While scholar Alain Locke and novelist James Weldon Johnson attempted to make the Harlem Renaissance palatable to white audiences, Claude McKay rose to prominence as the most militant voice in the African-American literary movement. The Jamaican-born poet and author blended Marxist ideals with his belief in racial solidarity to produce Home to Harlem (1928) and Banjo (1929), vivid accounts of black urban life in American and Europe. Both volumes championed ordinary people and testified to the health of the African diaspora community. McKay lived in the Soviet Union and North Africa during most of the 1920s and drew criticism from mainstream black intellectuals and white liberals for his avowed Communism. He returned to America in 1934, abandoned left-wing politics for the Catholic church, and penned his popular autobiography, A Long Way for Home (1937). While never as famous as contemporaries Countee Cullen and Langston Hughes, McKay was the foremost left-wing black intellectual of his age. His writings foreshadowed and influenced those of Richard Wright and James Baldwin.

—Jacob M. Appel

Further Reading:

Bronz, Stephen H. Roots of Negro Racial Consciousness: The 1920s, Three Harlem Renaissance Authors. New York, Libra, 1964.

Cooper, Wayne F. Claude McKay, Rebel Sojourner in the Harlem Renaissance: A Biography.

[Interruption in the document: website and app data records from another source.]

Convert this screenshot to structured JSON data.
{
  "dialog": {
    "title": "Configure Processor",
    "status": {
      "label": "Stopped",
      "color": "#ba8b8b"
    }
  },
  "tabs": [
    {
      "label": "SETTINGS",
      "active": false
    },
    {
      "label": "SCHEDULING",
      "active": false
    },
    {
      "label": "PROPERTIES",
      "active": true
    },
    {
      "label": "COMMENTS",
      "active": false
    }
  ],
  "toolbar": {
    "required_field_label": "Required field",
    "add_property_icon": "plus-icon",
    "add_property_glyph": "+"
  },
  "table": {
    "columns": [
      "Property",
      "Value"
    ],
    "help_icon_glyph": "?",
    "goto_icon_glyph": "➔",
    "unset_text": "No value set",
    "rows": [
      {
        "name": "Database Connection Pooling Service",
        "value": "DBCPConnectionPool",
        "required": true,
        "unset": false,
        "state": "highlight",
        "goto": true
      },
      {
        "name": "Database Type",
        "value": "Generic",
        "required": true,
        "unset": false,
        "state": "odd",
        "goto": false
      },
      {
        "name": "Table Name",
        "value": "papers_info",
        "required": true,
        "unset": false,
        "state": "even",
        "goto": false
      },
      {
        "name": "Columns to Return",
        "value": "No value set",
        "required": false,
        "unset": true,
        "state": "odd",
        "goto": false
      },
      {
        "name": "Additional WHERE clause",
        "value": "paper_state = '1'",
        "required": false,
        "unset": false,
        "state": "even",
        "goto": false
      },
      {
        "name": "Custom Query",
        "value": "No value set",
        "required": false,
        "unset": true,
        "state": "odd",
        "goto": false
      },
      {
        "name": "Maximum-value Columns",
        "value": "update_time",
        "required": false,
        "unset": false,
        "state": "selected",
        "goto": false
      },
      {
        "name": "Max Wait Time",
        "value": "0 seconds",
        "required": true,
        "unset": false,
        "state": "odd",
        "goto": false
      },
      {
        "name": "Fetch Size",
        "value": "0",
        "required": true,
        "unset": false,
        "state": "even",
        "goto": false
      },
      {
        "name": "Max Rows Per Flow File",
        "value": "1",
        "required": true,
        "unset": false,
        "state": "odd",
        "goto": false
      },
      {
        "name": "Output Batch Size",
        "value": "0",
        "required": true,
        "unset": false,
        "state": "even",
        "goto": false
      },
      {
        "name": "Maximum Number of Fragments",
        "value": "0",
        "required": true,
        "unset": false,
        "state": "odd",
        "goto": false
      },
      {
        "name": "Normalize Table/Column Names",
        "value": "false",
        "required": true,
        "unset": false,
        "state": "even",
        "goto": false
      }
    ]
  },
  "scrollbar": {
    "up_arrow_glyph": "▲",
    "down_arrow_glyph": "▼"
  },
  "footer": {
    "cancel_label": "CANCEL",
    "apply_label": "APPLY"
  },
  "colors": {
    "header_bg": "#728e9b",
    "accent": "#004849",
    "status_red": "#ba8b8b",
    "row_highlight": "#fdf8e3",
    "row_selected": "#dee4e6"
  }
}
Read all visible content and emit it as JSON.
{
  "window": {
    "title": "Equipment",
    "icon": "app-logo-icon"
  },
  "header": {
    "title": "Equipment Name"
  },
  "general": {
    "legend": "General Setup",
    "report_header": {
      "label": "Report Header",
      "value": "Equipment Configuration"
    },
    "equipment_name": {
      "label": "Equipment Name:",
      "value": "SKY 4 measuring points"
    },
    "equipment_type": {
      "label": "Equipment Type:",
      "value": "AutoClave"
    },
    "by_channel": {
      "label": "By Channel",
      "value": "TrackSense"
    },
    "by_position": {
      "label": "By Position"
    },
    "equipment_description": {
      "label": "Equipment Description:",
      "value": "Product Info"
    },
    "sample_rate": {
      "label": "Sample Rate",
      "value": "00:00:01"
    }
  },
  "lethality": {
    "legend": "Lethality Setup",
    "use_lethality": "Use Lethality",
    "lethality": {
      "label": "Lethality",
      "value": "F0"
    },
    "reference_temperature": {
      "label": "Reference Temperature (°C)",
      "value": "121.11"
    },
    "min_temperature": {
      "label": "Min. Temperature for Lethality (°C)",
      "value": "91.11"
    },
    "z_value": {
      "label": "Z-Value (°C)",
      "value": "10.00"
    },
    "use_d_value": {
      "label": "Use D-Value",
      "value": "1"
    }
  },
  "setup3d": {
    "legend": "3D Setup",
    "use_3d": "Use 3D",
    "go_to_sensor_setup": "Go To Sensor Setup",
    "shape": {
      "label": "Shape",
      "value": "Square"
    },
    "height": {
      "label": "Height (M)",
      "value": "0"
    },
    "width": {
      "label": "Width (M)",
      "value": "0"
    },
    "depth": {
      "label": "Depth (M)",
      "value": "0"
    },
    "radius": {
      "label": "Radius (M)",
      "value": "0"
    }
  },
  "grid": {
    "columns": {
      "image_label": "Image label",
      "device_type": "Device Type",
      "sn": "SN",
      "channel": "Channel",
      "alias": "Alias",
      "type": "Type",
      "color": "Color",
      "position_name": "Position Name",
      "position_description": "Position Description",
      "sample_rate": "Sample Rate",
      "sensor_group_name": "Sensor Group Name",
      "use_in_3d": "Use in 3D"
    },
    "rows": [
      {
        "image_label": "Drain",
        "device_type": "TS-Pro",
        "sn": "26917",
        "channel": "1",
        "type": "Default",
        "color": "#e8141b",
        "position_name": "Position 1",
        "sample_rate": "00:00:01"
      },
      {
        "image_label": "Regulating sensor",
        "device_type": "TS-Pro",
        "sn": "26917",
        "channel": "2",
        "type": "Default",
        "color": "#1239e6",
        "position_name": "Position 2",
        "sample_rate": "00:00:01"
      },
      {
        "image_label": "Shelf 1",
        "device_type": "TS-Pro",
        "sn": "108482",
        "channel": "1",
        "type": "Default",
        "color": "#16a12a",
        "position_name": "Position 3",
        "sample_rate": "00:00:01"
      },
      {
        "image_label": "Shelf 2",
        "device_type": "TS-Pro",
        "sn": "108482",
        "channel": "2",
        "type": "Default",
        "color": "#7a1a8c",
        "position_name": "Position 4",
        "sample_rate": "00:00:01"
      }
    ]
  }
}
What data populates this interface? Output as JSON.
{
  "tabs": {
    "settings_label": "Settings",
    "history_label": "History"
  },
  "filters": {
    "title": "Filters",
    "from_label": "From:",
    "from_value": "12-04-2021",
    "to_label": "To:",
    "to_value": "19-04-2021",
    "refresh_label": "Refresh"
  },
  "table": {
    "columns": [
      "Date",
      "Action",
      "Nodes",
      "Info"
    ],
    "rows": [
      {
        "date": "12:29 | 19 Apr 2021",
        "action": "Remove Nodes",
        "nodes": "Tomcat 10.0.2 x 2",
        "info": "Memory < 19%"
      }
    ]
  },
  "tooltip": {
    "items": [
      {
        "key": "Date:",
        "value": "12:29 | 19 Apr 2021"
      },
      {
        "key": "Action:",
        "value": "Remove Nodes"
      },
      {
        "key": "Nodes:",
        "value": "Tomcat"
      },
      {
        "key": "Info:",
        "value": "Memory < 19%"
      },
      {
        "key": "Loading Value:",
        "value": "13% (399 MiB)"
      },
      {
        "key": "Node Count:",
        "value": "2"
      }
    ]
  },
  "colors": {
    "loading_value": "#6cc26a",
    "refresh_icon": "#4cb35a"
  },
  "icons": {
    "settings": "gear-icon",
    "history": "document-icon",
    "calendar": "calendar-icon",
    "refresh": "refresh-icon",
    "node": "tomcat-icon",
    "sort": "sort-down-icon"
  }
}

Baton Rouge, Louisiana State University Press, 1987.

Giles, James R. Claude McKay. Boston, Twayne Publishers, 1976. McKay, Claude. A Long Way from Home. New York, Arno Press, 1969.